Keep the pictures out and restate every record exactly.

********

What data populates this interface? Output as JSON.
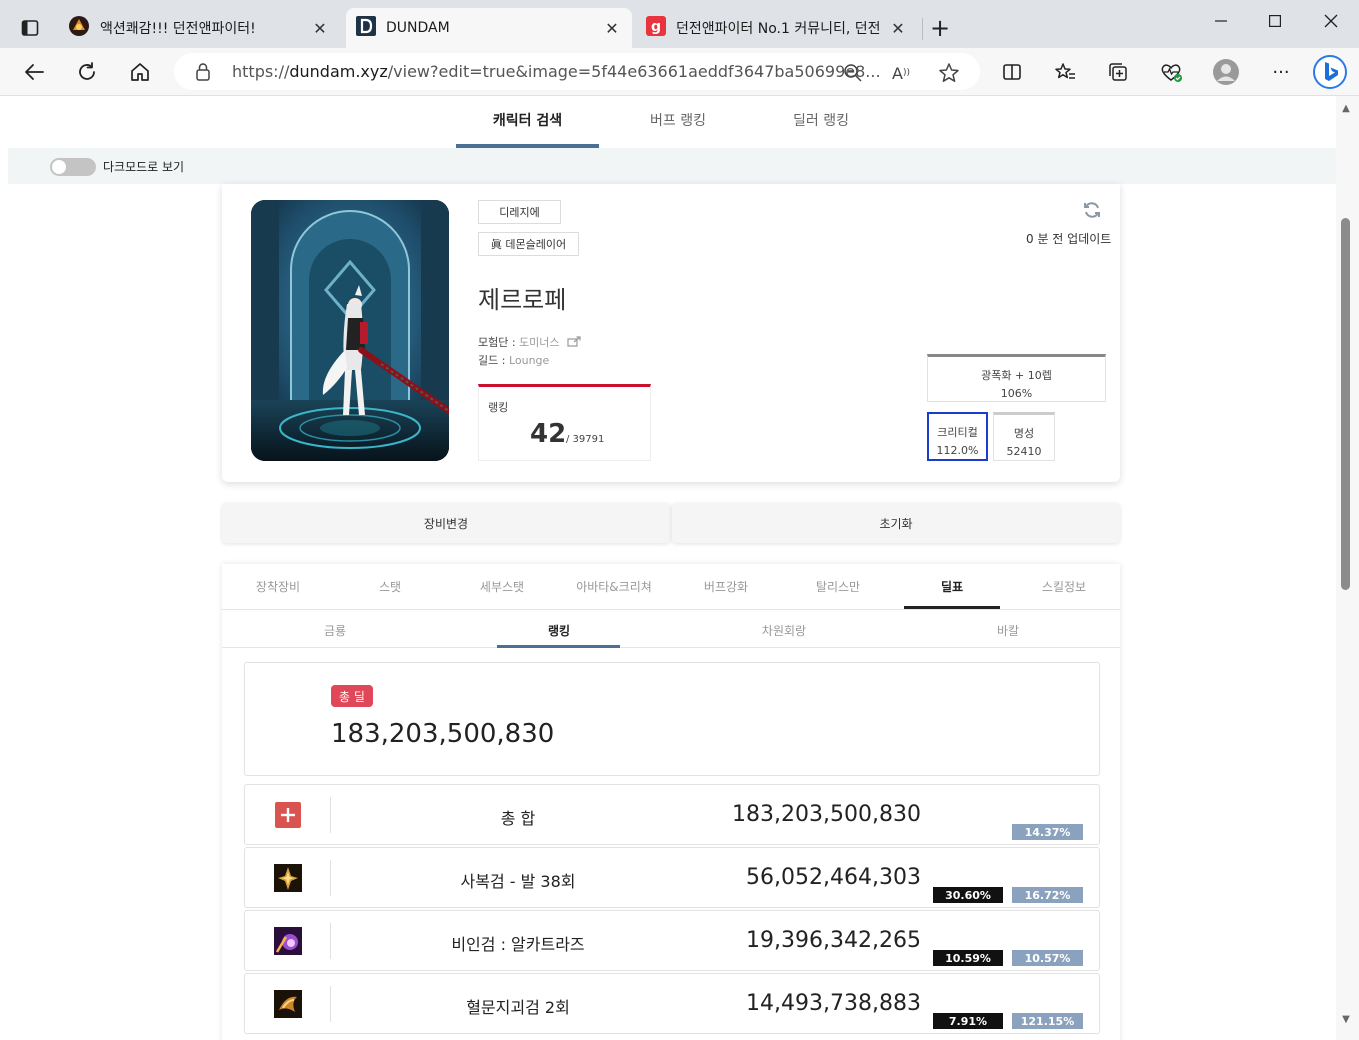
{
  "browser": {
    "tabs": [
      {
        "title": "액션쾌감!!! 던전앤파이터!",
        "active": false
      },
      {
        "title": "DUNDAM",
        "active": true
      },
      {
        "title": "던전앤파이터 No.1 커뮤니티, 던전",
        "active": false
      }
    ],
    "url_prefix": "https://",
    "url_host": "dundam.xyz",
    "url_path": "/view?edit=true&image=5f44e63661aeddf3647ba50699e8..."
  },
  "nav": {
    "items": [
      "캐릭터 검색",
      "버프 랭킹",
      "딜러 랭킹"
    ],
    "active_index": 0
  },
  "dark_mode": {
    "label": "다크모드로 보기",
    "enabled": false
  },
  "character": {
    "server": "디레지에",
    "job": "眞 데몬슬레이어",
    "name": "제르로페",
    "adventure_label": "모험단 : ",
    "adventure": "도미너스",
    "guild_label": "길드 : ",
    "guild": "Lounge",
    "rank_label": "랭킹",
    "rank": "42",
    "rank_total": "/ 39791",
    "update_text": "0 분 전 업데이트",
    "stats": {
      "buff_label": "광폭화 + 10렙",
      "buff_value": "106%",
      "crit_label": "크리티컬",
      "crit_value": "112.0%",
      "fame_label": "명성",
      "fame_value": "52410"
    }
  },
  "actions": {
    "change_equipment": "장비변경",
    "reset": "초기화"
  },
  "tabs": {
    "items": [
      "장착장비",
      "스탯",
      "세부스탯",
      "아바타&크리쳐",
      "버프강화",
      "탈리스만",
      "딜표",
      "스킬정보"
    ],
    "active_index": 6
  },
  "subtabs": {
    "items": [
      "금룡",
      "랭킹",
      "차원회랑",
      "바칼"
    ],
    "active_index": 1
  },
  "total": {
    "badge": "총 딜",
    "value": "183,203,500,830"
  },
  "colors": {
    "accent": "#4c6f94",
    "rank_red": "#c8102e",
    "badge_red": "#e04758",
    "pct_blue": "#8ba2be",
    "crit_border": "#1a3ccf"
  },
  "rows": [
    {
      "icon": "plus-icon",
      "name": "총 합",
      "value": "183,203,500,830",
      "pct1": "",
      "pct2": "14.37%"
    },
    {
      "icon": "skill-icon-sabokgeom",
      "name": "사복검 - 발 38회",
      "value": "56,052,464,303",
      "pct1": "30.60%",
      "pct2": "16.72%"
    },
    {
      "icon": "skill-icon-biingeom",
      "name": "비인검 : 알카트라즈",
      "value": "19,396,342,265",
      "pct1": "10.59%",
      "pct2": "10.57%"
    },
    {
      "icon": "skill-icon-hyeolmun",
      "name": "혈문지괴검 2회",
      "value": "14,493,738,883",
      "pct1": "7.91%",
      "pct2": "121.15%"
    }
  ]
}
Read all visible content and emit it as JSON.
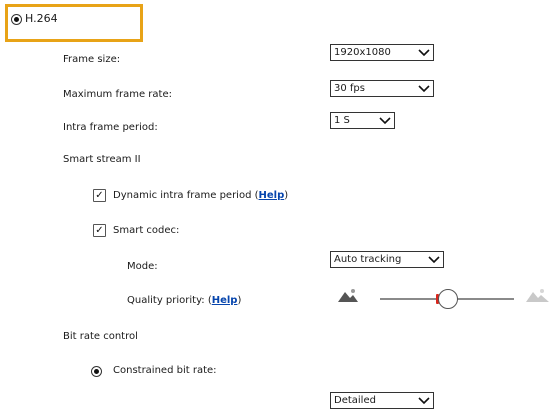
{
  "codec": {
    "h264_label": "H.264",
    "selected": true
  },
  "frame_size": {
    "label": "Frame size:",
    "value": "1920x1080"
  },
  "max_frame_rate": {
    "label": "Maximum frame rate:",
    "value": "30 fps"
  },
  "intra_frame_period": {
    "label": "Intra frame period:",
    "value": "1 S"
  },
  "smart_stream": {
    "heading": "Smart stream II",
    "dynamic_intra": {
      "label": "Dynamic intra frame period (",
      "help": "Help",
      "close": ")",
      "checked": true
    },
    "smart_codec": {
      "label": "Smart codec:",
      "checked": true
    },
    "mode": {
      "label": "Mode:",
      "value": "Auto tracking"
    },
    "quality_priority": {
      "label": "Quality priority: (",
      "help": "Help",
      "close": ")",
      "slider_position": 0.42
    }
  },
  "bit_rate_control": {
    "heading": "Bit rate control",
    "constrained": {
      "label": "Constrained bit rate:",
      "selected": true
    },
    "detail_select": {
      "value": "Detailed"
    }
  },
  "colors": {
    "highlight": "#e8a317",
    "link": "#0645ad",
    "slider_accent": "#d9261c"
  }
}
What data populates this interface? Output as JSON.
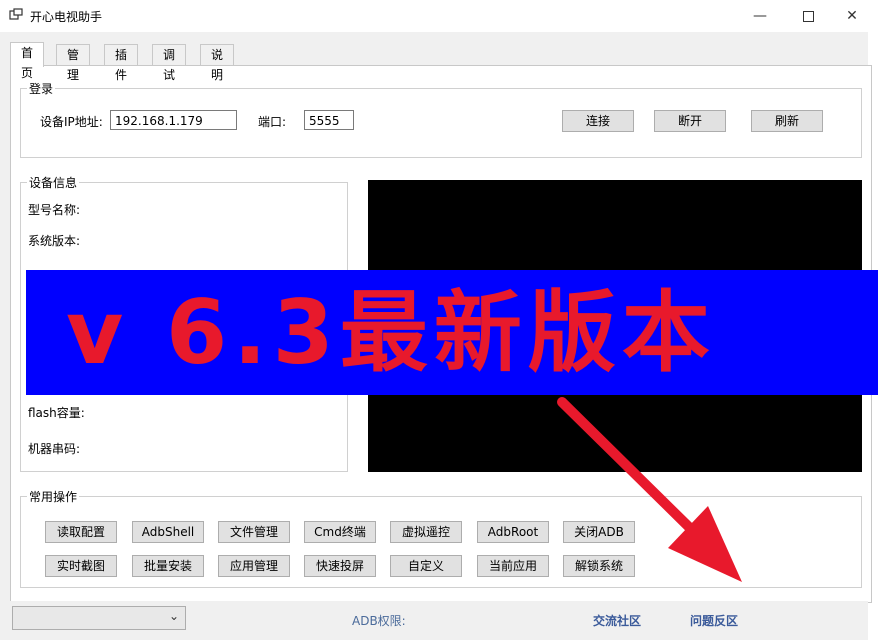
{
  "window": {
    "title": "开心电视助手",
    "icon": "app-icon",
    "min_icon": "minimize-icon",
    "max_icon": "maximize-icon",
    "close_icon": "close-icon"
  },
  "tabs": [
    {
      "label": "首页",
      "active": true
    },
    {
      "label": "管理"
    },
    {
      "label": "插件"
    },
    {
      "label": "调试"
    },
    {
      "label": "说明"
    }
  ],
  "login": {
    "legend": "登录",
    "ip_label": "设备IP地址:",
    "ip_value": "192.168.1.179",
    "port_label": "端口:",
    "port_value": "5555",
    "connect": "连接",
    "disconnect": "断开",
    "refresh": "刷新"
  },
  "device_info": {
    "legend": "设备信息",
    "model": "型号名称:",
    "system": "系统版本:",
    "flash": "flash容量:",
    "serial": "机器串码:"
  },
  "banner": {
    "text": "v 6.3最新版本",
    "bg_color": "#0000ff",
    "text_color": "#e8192c"
  },
  "operations": {
    "legend": "常用操作",
    "row1": [
      "读取配置",
      "AdbShell",
      "文件管理",
      "Cmd终端",
      "虚拟遥控",
      "AdbRoot",
      "关闭ADB"
    ],
    "row2": [
      "实时截图",
      "批量安装",
      "应用管理",
      "快速投屏",
      "自定义",
      "当前应用",
      "解锁系统"
    ]
  },
  "status": {
    "adb_label": "ADB权限:",
    "community": "交流社区",
    "feedback": "问题反区"
  },
  "colors": {
    "arrow": "#e8192c"
  }
}
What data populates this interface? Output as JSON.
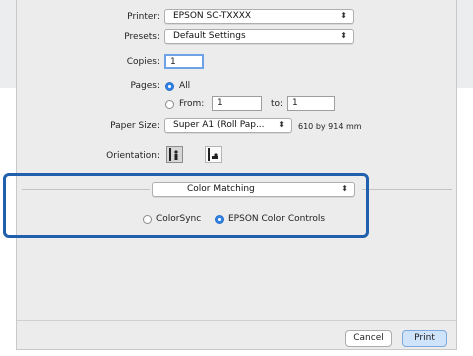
{
  "dialog": {
    "printer_label": "Printer:",
    "printer_value": "EPSON SC-TXXXX",
    "presets_label": "Presets:",
    "presets_value": "Default Settings",
    "copies_label": "Copies:",
    "copies_value": "1",
    "pages_label": "Pages:",
    "pages_all": "All",
    "pages_from_label": "From:",
    "pages_from_value": "1",
    "pages_to_label": "to:",
    "pages_to_value": "1",
    "paper_size_label": "Paper Size:",
    "paper_size_value": "Super A1 (Roll Pap...",
    "paper_size_dimensions": "610 by 914 mm",
    "orientation_label": "Orientation:",
    "section_value": "Color Matching",
    "option_colorsync": "ColorSync",
    "option_epson": "EPSON Color Controls",
    "cancel_label": "Cancel",
    "print_label": "Print",
    "popup_arrows": "⬍"
  },
  "colors": {
    "highlight": "#1f5fae",
    "radio_selected": "#2f82e6"
  }
}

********

■ Expected answer:
What data populates this interface? Output as JSON.
{
  "browser": {
    "tabs": [
      {
        "title": "액션쾌감!!! 던전앤파이터!",
        "active": false
      },
      {
        "title": "DUNDAM",
        "active": true
      },
      {
        "title": "던전앤파이터 No.1 커뮤니티, 던전",
        "active": false
      }
    ],
    "url_prefix": "https://",
    "url_host": "dundam.xyz",
    "url_path": "/view?edit=true&image=5f44e63661aeddf3647ba50699e8..."
  },
  "nav": {
    "items": [
      "캐릭터 검색",
      "버프 랭킹",
      "딜러 랭킹"
    ],
    "active_index": 0
  },
  "dark_mode": {
    "label": "다크모드로 보기",
    "enabled": false
  },
  "character": {
    "server": "디레지에",
    "job": "眞 데몬슬레이어",
    "name": "제르로페",
    "adventure_label": "모험단 : ",
    "adventure": "도미너스",
    "guild_label": "길드 : ",
    "guild": "Lounge",
    "rank_label": "랭킹",
    "rank": "42",
    "rank_total": "/ 39791",
    "update_text": "0 분 전 업데이트",
    "stats": {
      "buff_label": "광폭화 + 10렙",
      "buff_value": "106%",
      "crit_label": "크리티컬",
      "crit_value": "112.0%",
      "fame_label": "명성",
      "fame_value": "52410"
    }
  },
  "actions": {
    "change_equipment": "장비변경",
    "reset": "초기화"
  },
  "tabs": {
    "items": [
      "장착장비",
      "스탯",
      "세부스탯",
      "아바타&크리쳐",
      "버프강화",
      "탈리스만",
      "딜표",
      "스킬정보"
    ],
    "active_index": 6
  },
  "subtabs": {
    "items": [
      "금룡",
      "랭킹",
      "차원회랑",
      "바칼"
    ],
    "active_index": 1
  },
  "total": {
    "badge": "총 딜",
    "value": "183,203,500,830"
  },
  "colors": {
    "accent": "#4c6f94",
    "rank_red": "#c8102e",
    "badge_red": "#e04758",
    "pct_blue": "#8ba2be",
    "crit_border": "#1a3ccf"
  },
  "rows": [
    {
      "icon": "plus-icon",
      "name": "총 합",
      "value": "183,203,500,830",
      "pct1": "",
      "pct2": "14.37%"
    },
    {
      "icon": "skill-icon-sabokgeom",
      "name": "사복검 - 발 38회",
      "value": "56,052,464,303",
      "pct1": "30.60%",
      "pct2": "16.72%"
    },
    {
      "icon": "skill-icon-biingeom",
      "name": "비인검 : 알카트라즈",
      "value": "19,396,342,265",
      "pct1": "10.59%",
      "pct2": "10.57%"
    },
    {
      "icon": "skill-icon-hyeolmun",
      "name": "혈문지괴검 2회",
      "value": "14,493,738,883",
      "pct1": "7.91%",
      "pct2": "121.15%"
    }
  ]
}
Read all visible content and emit it as JSON.
{
  "codec": {
    "h264_label": "H.264",
    "selected": true
  },
  "frame_size": {
    "label": "Frame size:",
    "value": "1920x1080"
  },
  "max_frame_rate": {
    "label": "Maximum frame rate:",
    "value": "30 fps"
  },
  "intra_frame_period": {
    "label": "Intra frame period:",
    "value": "1 S"
  },
  "smart_stream": {
    "heading": "Smart stream II",
    "dynamic_intra": {
      "label": "Dynamic intra frame period (",
      "help": "Help",
      "close": ")",
      "checked": true
    },
    "smart_codec": {
      "label": "Smart codec:",
      "checked": true
    },
    "mode": {
      "label": "Mode:",
      "value": "Auto tracking"
    },
    "quality_priority": {
      "label": "Quality priority: (",
      "help": "Help",
      "close": ")",
      "slider_position": 0.42
    }
  },
  "bit_rate_control": {
    "heading": "Bit rate control",
    "constrained": {
      "label": "Constrained bit rate:",
      "selected": true
    },
    "detail_select": {
      "value": "Detailed"
    }
  },
  "colors": {
    "highlight": "#e8a317",
    "link": "#0645ad",
    "slider_accent": "#d9261c"
  }
}
What data populates this interface? Output as JSON.
{
  "window": {
    "title": "开心电视助手",
    "icon": "app-icon",
    "min_icon": "minimize-icon",
    "max_icon": "maximize-icon",
    "close_icon": "close-icon"
  },
  "tabs": [
    {
      "label": "首页",
      "active": true
    },
    {
      "label": "管理"
    },
    {
      "label": "插件"
    },
    {
      "label": "调试"
    },
    {
      "label": "说明"
    }
  ],
  "login": {
    "legend": "登录",
    "ip_label": "设备IP地址:",
    "ip_value": "192.168.1.179",
    "port_label": "端口:",
    "port_value": "5555",
    "connect": "连接",
    "disconnect": "断开",
    "refresh": "刷新"
  },
  "device_info": {
    "legend": "设备信息",
    "model": "型号名称:",
    "system": "系统版本:",
    "flash": "flash容量:",
    "serial": "机器串码:"
  },
  "banner": {
    "text": "v 6.3最新版本",
    "bg_color": "#0000ff",
    "text_color": "#e8192c"
  },
  "operations": {
    "legend": "常用操作",
    "row1": [
      "读取配置",
      "AdbShell",
      "文件管理",
      "Cmd终端",
      "虚拟遥控",
      "AdbRoot",
      "关闭ADB"
    ],
    "row2": [
      "实时截图",
      "批量安装",
      "应用管理",
      "快速投屏",
      "自定义",
      "当前应用",
      "解锁系统"
    ]
  },
  "status": {
    "adb_label": "ADB权限:",
    "community": "交流社区",
    "feedback": "问题反区"
  },
  "colors": {
    "arrow": "#e8192c"
  }
}
What data populates this interface? Output as JSON.
{
  "dialog": {
    "printer_label": "Printer:",
    "printer_value": "EPSON SC-TXXXX",
    "presets_label": "Presets:",
    "presets_value": "Default Settings",
    "copies_label": "Copies:",
    "copies_value": "1",
    "pages_label": "Pages:",
    "pages_all": "All",
    "pages_from_label": "From:",
    "pages_from_value": "1",
    "pages_to_label": "to:",
    "pages_to_value": "1",
    "paper_size_label": "Paper Size:",
    "paper_size_value": "Super A1 (Roll Pap...",
    "paper_size_dimensions": "610 by 914 mm",
    "orientation_label": "Orientation:",
    "section_value": "Color Matching",
    "option_colorsync": "ColorSync",
    "option_epson": "EPSON Color Controls",
    "cancel_label": "Cancel",
    "print_label": "Print",
    "popup_arrows": "⬍"
  },
  "colors": {
    "highlight": "#1f5fae",
    "radio_selected": "#2f82e6"
  }
}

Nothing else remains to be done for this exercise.